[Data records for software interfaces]
--- START ---
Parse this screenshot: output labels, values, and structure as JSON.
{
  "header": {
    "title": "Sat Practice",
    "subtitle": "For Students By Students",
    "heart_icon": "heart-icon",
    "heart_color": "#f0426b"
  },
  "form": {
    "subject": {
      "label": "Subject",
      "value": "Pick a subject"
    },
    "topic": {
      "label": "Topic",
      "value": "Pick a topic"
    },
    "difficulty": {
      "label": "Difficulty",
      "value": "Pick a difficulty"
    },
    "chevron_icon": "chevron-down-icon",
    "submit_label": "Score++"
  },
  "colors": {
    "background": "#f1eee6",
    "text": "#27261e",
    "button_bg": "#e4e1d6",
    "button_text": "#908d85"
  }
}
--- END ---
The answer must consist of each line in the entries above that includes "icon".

== Solution to this problem ==
    "heart_icon": "heart-icon",
    "chevron_icon": "chevron-down-icon",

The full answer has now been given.